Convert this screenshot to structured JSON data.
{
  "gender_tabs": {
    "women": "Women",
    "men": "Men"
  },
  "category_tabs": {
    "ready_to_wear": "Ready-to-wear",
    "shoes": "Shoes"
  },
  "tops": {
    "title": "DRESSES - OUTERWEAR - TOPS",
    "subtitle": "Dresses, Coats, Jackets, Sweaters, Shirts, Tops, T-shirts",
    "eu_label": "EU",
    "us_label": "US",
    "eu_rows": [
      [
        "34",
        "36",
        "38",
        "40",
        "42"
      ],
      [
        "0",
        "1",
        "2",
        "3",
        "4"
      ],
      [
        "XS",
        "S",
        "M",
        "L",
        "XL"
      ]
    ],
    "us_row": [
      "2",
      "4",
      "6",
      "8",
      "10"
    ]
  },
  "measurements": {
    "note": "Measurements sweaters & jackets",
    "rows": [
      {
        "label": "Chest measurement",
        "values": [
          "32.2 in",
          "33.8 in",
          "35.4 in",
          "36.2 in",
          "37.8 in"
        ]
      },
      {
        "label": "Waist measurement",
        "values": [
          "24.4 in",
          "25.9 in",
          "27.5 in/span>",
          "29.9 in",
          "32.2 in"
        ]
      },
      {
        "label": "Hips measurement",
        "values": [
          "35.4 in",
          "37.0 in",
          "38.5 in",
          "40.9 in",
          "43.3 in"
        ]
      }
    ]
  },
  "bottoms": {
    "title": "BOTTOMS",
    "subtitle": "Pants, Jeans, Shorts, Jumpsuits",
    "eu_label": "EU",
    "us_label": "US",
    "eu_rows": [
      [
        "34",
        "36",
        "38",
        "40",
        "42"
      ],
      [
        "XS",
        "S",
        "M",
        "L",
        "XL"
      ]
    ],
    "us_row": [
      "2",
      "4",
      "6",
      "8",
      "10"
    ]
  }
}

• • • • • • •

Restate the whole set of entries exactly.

■ Problem solution:
Convert this screenshot to structured JSON data.
{
  "gender_tabs": {
    "women": "Women",
    "men": "Men"
  },
  "category_tabs": {
    "ready_to_wear": "Ready-to-wear",
    "shoes": "Shoes"
  },
  "tops": {
    "title": "DRESSES - OUTERWEAR - TOPS",
    "subtitle": "Dresses, Coats, Jackets, Sweaters, Shirts, Tops, T-shirts",
    "eu_label": "EU",
    "us_label": "US",
    "eu_rows": [
      [
        "34",
        "36",
        "38",
        "40",
        "42"
      ],
      [
        "0",
        "1",
        "2",
        "3",
        "4"
      ],
      [
        "XS",
        "S",
        "M",
        "L",
        "XL"
      ]
    ],
    "us_row": [
      "2",
      "4",
      "6",
      "8",
      "10"
    ]
  },
  "measurements": {
    "note": "Measurements sweaters & jackets",
    "rows": [
      {
        "label": "Chest measurement",
        "values": [
          "32.2 in",
          "33.8 in",
          "35.4 in",
          "36.2 in",
          "37.8 in"
        ]
      },
      {
        "label": "Waist measurement",
        "values": [
          "24.4 in",
          "25.9 in",
          "27.5 in/span>",
          "29.9 in",
          "32.2 in"
        ]
      },
      {
        "label": "Hips measurement",
        "values": [
          "35.4 in",
          "37.0 in",
          "38.5 in",
          "40.9 in",
          "43.3 in"
        ]
      }
    ]
  },
  "bottoms": {
    "title": "BOTTOMS",
    "subtitle": "Pants, Jeans, Shorts, Jumpsuits",
    "eu_label": "EU",
    "us_label": "US",
    "eu_rows": [
      [
        "34",
        "36",
        "38",
        "40",
        "42"
      ],
      [
        "XS",
        "S",
        "M",
        "L",
        "XL"
      ]
    ],
    "us_row": [
      "2",
      "4",
      "6",
      "8",
      "10"
    ]
  }
}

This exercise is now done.